“The exaggerated secrecy applied to much research and the difficulty of accessing non-sensitive research findings, even after a claim is determined, is a significant failing in the current system.
“Scott Cane’s Pila Nguru: The Spinifex People (Fremantle Arts Centre Press, 2002) is a rare exception to the norm and It’s Still in My Heart: The Single Noongar Claim History deserves equal praise for making the Noongar story more readily available to a wider audience,” Mr Catlin said.
The Single Noongar Claim
The Single Noongar Claim trial resulted in the decision (subsequently set aside by the Full Court on appeal) by former Federal Court Judge Murray Wilcox in September 2006 that recognised native title over the city of Perth—the first Australian capital city where this has occurred.
The six claims represented by SWALSC which cover the bulk of the South West region and include the Single Noongar Claim are still active in the native title system and are being processed according to the Native Title Act.
However SWALSC and the WA Government announced in December 2009 they had signed an agreement to negotiate an alternative settlement which would resolve all native title claims in the south-west of WA legally represented by SWALSC. Negotiations are anticipated to be concluded by February 2012.
This alternative settlement shifts the focus from an evidentiary process to a negotiation which does not hinge on proving native title over Perth and WA’s south-west region.
The Noongar people will consider concluding their native title claims in exchange for a settlement ‘package’. This is considered a trade-off of native title ‘rights’ and will form the basis of discussions with the WA Government.
The negotiations are expected to include issues such as the recognition of the traditional ownership of Noongar land, health and education programs, joint management of some national parks and conservation areas, initiatives to strengthen Noongar culture and community self-determination and sustainable economic activities.
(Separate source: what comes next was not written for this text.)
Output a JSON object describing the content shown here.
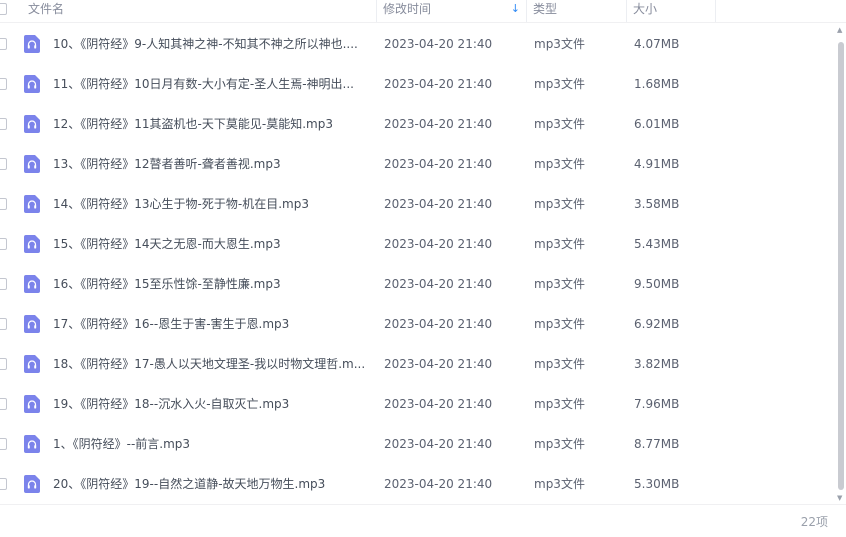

For more about It's Still in My Heart, This is My Country: The Single Noongar Claim History, why SWALSC published the book and the process Chris Owen used to write the book, see the link on this page to “Publish and be damned!’, a paper Mr Owen presented at the Australian Institute of Aboriginal and Torres Strait Islander Studies (AIATSIS) Native Title Conference in 2008.